So interesting to read about Pudu Prison, thank you for sharing! I remember always looking at the murals knowing that behind those walls was a prison. Too bad we both missed the museum period, it would’ve been very interesting to go in and see it with our own eyes. My friend claimed that they could see the hangings from their condominium but she most probably lied, wanting to make an impression I guess.

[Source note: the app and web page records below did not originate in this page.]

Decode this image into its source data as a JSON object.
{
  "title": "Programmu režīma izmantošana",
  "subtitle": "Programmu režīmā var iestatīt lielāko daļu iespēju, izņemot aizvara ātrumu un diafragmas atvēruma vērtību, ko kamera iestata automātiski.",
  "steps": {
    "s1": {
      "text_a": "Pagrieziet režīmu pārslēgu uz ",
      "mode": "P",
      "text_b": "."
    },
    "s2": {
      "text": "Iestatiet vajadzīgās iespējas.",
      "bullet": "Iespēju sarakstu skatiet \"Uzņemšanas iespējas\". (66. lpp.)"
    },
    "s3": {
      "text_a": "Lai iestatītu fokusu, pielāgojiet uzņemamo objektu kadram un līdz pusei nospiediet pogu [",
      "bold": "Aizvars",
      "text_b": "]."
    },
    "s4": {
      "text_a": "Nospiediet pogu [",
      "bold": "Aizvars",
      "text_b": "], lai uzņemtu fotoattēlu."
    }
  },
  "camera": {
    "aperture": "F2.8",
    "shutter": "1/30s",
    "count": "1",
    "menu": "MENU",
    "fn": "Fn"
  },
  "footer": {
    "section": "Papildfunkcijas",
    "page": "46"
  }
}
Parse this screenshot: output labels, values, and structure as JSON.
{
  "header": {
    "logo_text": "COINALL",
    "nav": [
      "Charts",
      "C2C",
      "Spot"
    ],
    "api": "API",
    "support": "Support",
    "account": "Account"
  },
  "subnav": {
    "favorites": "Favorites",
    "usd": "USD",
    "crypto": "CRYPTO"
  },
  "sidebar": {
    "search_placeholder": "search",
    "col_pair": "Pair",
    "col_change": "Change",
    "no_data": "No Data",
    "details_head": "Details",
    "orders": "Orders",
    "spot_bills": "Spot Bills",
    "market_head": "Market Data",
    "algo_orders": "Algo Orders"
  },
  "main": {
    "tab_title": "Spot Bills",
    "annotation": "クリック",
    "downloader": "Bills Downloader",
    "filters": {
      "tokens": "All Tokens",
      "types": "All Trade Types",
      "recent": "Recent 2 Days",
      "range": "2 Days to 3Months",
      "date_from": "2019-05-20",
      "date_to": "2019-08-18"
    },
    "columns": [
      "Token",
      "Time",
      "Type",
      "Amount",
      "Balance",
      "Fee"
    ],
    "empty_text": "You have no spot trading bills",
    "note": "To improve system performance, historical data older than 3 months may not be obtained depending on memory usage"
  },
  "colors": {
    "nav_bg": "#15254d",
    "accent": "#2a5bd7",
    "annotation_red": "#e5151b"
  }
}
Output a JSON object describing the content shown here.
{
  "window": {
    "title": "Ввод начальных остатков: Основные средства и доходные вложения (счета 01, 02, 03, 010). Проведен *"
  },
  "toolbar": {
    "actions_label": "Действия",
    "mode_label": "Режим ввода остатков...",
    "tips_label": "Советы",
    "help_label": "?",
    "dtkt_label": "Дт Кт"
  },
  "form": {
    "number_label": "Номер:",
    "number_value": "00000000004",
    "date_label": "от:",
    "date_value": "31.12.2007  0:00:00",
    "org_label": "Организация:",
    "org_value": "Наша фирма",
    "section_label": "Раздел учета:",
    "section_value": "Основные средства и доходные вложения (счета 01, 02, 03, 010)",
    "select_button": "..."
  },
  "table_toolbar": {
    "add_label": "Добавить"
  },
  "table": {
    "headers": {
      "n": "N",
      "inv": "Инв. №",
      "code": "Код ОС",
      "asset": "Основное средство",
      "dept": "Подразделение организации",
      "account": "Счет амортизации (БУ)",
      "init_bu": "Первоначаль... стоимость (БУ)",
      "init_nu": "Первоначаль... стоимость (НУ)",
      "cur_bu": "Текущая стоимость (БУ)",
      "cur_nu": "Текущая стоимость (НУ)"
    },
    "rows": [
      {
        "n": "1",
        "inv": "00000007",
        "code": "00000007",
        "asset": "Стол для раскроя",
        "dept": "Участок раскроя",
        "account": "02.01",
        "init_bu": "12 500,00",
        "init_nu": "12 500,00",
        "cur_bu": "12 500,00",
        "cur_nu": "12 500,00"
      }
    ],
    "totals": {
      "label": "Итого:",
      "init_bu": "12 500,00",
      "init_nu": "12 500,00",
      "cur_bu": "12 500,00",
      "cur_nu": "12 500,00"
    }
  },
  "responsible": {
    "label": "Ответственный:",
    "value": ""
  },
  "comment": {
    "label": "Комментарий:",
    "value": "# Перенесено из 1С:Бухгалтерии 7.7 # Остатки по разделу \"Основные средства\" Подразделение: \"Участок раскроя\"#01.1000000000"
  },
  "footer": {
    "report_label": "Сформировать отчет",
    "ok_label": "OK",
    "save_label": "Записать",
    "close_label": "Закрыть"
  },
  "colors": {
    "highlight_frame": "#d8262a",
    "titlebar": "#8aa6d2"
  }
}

I visited the remains of Pudu Jail, just the gates and two towers in February 2019. I was researching my fathers wartime journey in south east Asia. My father was a member of the Special Operations Executive Orient mission, operating behind enemy lines. He was captured at Kuala Kubu and temporarily held at Pudu for a few months, Some of his friends managed to escape from Pudu Jail but were later recaptured and executed by the Japanese. These pictures are a sombre reflection of the place where my father began his 3 1/2 years of captivity at the hands of the Japanese.